There's not many where the best player is the biggest.
There are outliers and specialist roles where size/strength is not an advantage, but for the majority of sports it absolutely is.
Eh, that context matters to you, I only saw the image, which is about a trans athlete. While it may help you to imagine how to combat enemies you form in your mind, it will help even more to consider whether that is on point when you project it to a real other person who lives outside your mind; forming a realistic view about them is a little more complicated.
So like can someone explain why the default normal position on this is not just:
let people play whatever sports they want, and the elite (like top 0.0001% in the world) athletes who cry and whine about being entitled to win can suck it? Like I believe in the case of the trans swimmer the one woman was crying about coming in 17th instead of 16th or something? Who the hell cares? How is this not obviously a pretext for transphobic psychos to fudge with people?
It is a banned performance enhancing drug.
As a cis man, I have absolutely zero issue with the Latin prefix being used as a qualifier when relevant (which it often is in discussions like these). I don't walk into my water polo training and go HELLO FELLOW CIS MEN, though, because, contextually, that'd be silly. But I give full permission for people to use it, wherever they mayFor a "cis male" (what a terrible term, but sadly I guess people will keep using it without caring what the group it presents thinks of it )

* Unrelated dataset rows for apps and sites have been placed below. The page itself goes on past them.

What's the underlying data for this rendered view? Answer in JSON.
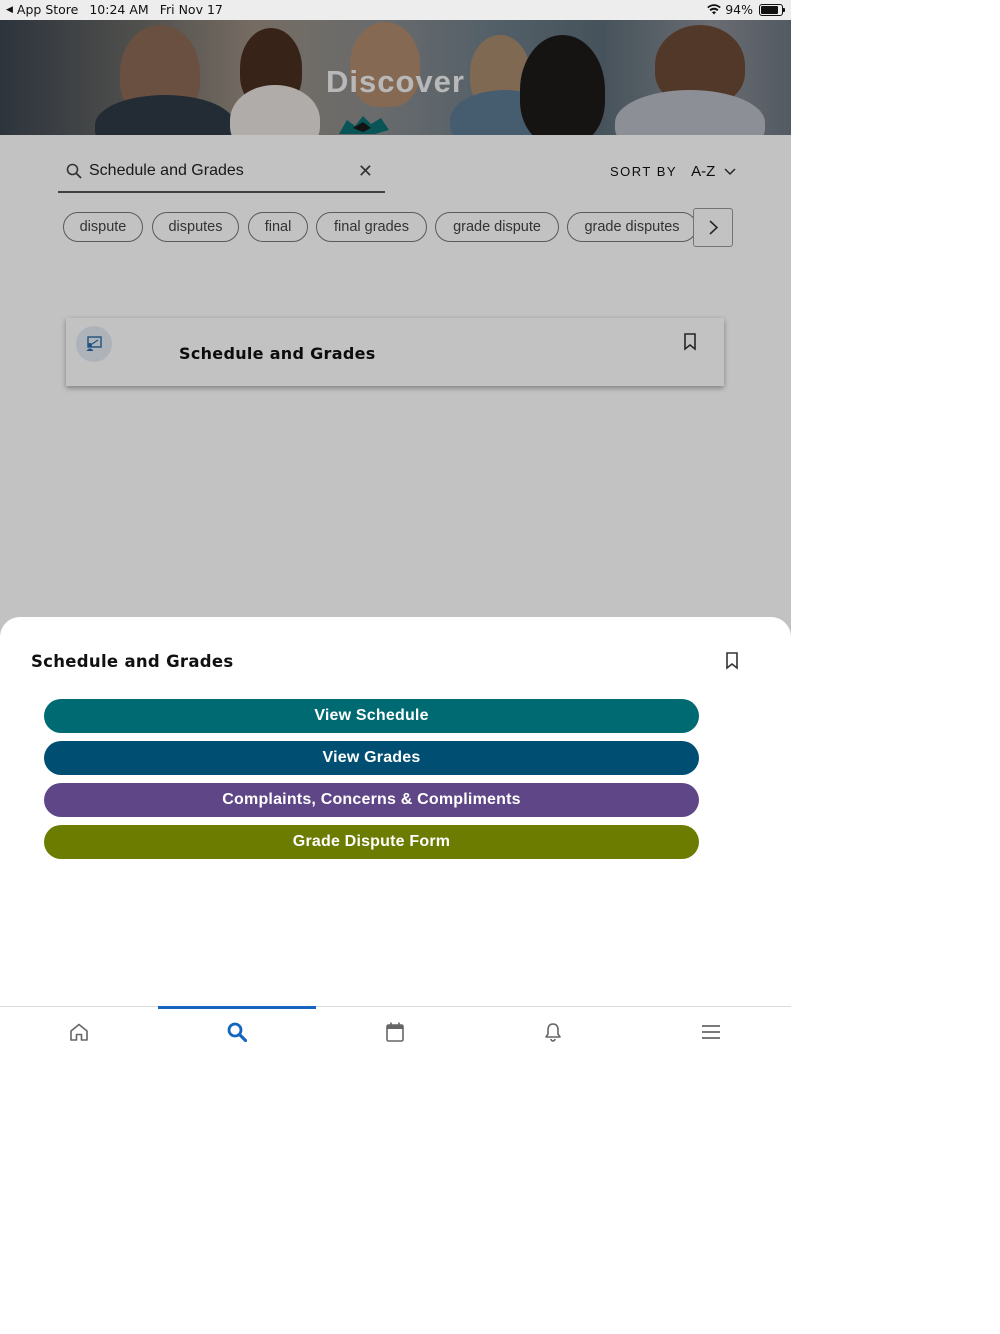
{
  "status_bar": {
    "back_app": "App Store",
    "time": "10:24 AM",
    "date": "Fri Nov 17",
    "battery": "94%",
    "battery_level": 0.94
  },
  "hero": {
    "title": "Discover"
  },
  "search": {
    "value": "Schedule and Grades"
  },
  "sort": {
    "label": "SORT BY",
    "value": "A-Z"
  },
  "chips": [
    "dispute",
    "disputes",
    "final",
    "final grades",
    "grade dispute",
    "grade disputes"
  ],
  "result_card": {
    "title": "Schedule  and  Grades"
  },
  "sheet": {
    "title": "Schedule  and  Grades",
    "actions": [
      {
        "label": "View Schedule",
        "color": "#006a72"
      },
      {
        "label": "View Grades",
        "color": "#004f72"
      },
      {
        "label": "Complaints, Concerns & Compliments",
        "color": "#5f4686"
      },
      {
        "label": "Grade Dispute Form",
        "color": "#6b7c00"
      }
    ]
  },
  "nav": {
    "items": [
      "home-icon",
      "search-icon",
      "calendar-icon",
      "bell-icon",
      "menu-icon"
    ],
    "active": "search-icon",
    "active_color": "#1565c0"
  }
}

Eh, not really and not linearly. There's a point of diminishing returns and a point where it can start to become counterproductive. Most team sport also values speed, coordination, agility, spatial awareness and play reading, and those are attributes that are either irrelevant to, or in direct conflict with raw size.
Whether it's the giant front rower rumbling along from tackle to tackle but unable to contain a fleet footed winger, a relatively unskilled ruck having to handball to teammates because they are unable to effectively make difficult kicks the way midfielders can, or a gangly fast bowler looking ridiculous when standing at bat with their overly long limbs, there's so many situations where it's not size that's key.
Not strictly related to trans athletes, but the answer to the question "Why aren't there more women & girls in [sport N]?" is "Because they're pushed out of it from a young age" every time. I know nothing about horse racing, but if that is an overwhelmingly male field of competition, I'd bet the $10 I have in my wallet that it's not because women aren't good at it, or because they don't enjoy it; it's because they're guided and/or pushed into styles or competitions that have been gendered for girls, from whatever age people start riding horses.
As a cis man, I have absolutely zero issue with the Latin prefix being used as a qualifier when relevant (which it often is in discussions like these). I don't walk into my water polo training and go HELLO FELLOW CIS MEN, though, because, contextually, that'd be silly. But I give full permission for people to use it, wherever they may